In addition, the Conference plans to honor retiring Aerospace Coordinator Dick Schneider with a dinner the evening of March 30. Contact Karen Peek in the IAM Aerospace Department at 301-967-4097 should you have any questions.
Auto Mechanics Local Lodge 701 in Chicago, IL, once again sponsored the annual “Chi-Town Teardown Pit Crew Competition”, now in its seventh year of showcasing the best in high school, college and tech school auto mechanics.
The standing room only event is held each year at McCormick Place during the World of Wheels Custom Car Show, with twenty-one high schools and eight college/tech schools competed this year to show off their skills.

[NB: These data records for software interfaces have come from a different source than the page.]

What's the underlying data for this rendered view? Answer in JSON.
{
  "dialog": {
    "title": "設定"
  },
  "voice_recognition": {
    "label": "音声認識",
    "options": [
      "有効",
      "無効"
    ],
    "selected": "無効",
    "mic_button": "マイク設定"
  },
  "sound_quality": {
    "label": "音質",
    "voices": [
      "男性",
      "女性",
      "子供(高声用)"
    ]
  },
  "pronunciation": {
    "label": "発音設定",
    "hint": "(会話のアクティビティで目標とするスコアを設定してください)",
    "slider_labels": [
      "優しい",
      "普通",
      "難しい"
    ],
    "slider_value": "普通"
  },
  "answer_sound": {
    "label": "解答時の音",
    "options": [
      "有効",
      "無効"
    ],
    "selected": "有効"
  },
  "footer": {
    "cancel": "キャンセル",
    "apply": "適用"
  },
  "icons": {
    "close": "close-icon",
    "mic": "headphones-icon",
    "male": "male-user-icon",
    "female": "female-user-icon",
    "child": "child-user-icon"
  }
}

With the crowd shouting encouragement, each team raced the clock to disassemble and rebuild a Ford engine. Teams were graded on overall accuracy of the rebuild, with most of the judges and timers being Local 701 volunteers.
“The IAM designed and sponsored the event in an effort to promote our trade among race fans and the general public,” said Local 701 Directing Business Representative Dennis Jawor. “We also wanted to encourage young people to consider the automotive trade for a career, and promote the schools that are teaching automotive technology.”
Ford Motor Company donated the engines and awarded a Ford Mustang to the school whose students randomly drew the right key. Participants also received gifts from Local 701, including a 2007 Pit Crew Champion leather jacket, and each winning team gets to keep and display at their school the coveted Local 701 Pit Crew Competition Trophy.
Local 1628 in Zanesville, OH, recently received a federal grant under the Trade Adjustment Assistance (TAA) program to help members affected by layoffs at Lear Corporation.
District 34 Business Rep. Joe Gresham and Local 1628 President Mark Chema filed for TAA benefits, which helps workers unemployed as a result of increased imports, or shifts in production out of the United States. Much of the work at the Zanesville plant was moved to Mexico and Taiwan, in a move that affected more than 300 workers.
“This goes back to employees who were laid off as far back as November 30, 2005, and certification runs through December 29, 2008,” Chema told the Zanesville Times Recorder. “All Lear employees, whether hourly or salary, in any department, are eligible for this.”
The TAA program offers reemployment services to help workers obtain suitable employment including, job search and relocation allowances, income support and other reemployment services, according to the Employment and Training Administration of the U.S. Department of Labor.
Members of the Zanesville facility have made mechanical and electrical automotive input controls since 1963 when Local 1628 was first chartered.
District 60 brought ten new members into Local Lodge 698 by organizing workers at Penske Truck Leasing Company located in Plymouth, Michigan. The IAM represents the employees at more than 40 Penske Truck Leasing locations throughout the U.S.
“Congratulations to the workers at Penske Truck Leasing and to District 60 DBR Bobby Atanasovski, Organizer Beau Jencks, and all of the team for a job well done,” said Eastern GVP Lynn Tucker. Penske Truck leasing provides full-service truck leasing, contract maintenance and commercial and consumer truck rentals.
Colorado Gov. Bill Ritter Jr. (D) turned his back on working families last week when he vetoed a bill that would have removed an archaic provision of Colorado law that provides an unnecessary barrier to workers seeking collective bargain rights.
Currently in Colorado, all union representation elections must be voted on by employees twice before they receive the benefits of a union contract. The second vote must pass by a simple majority of all those employees eligible to vote or by 75 percent of those who voted, whichever is greater.
The Labor Peace Act, which Ritter vetoed, would have removed this provision. Ritter had promised Colorado’s unions he would sign the bill during his campaign for governor, but ultimately caved in to corporate pressure to halt the bill.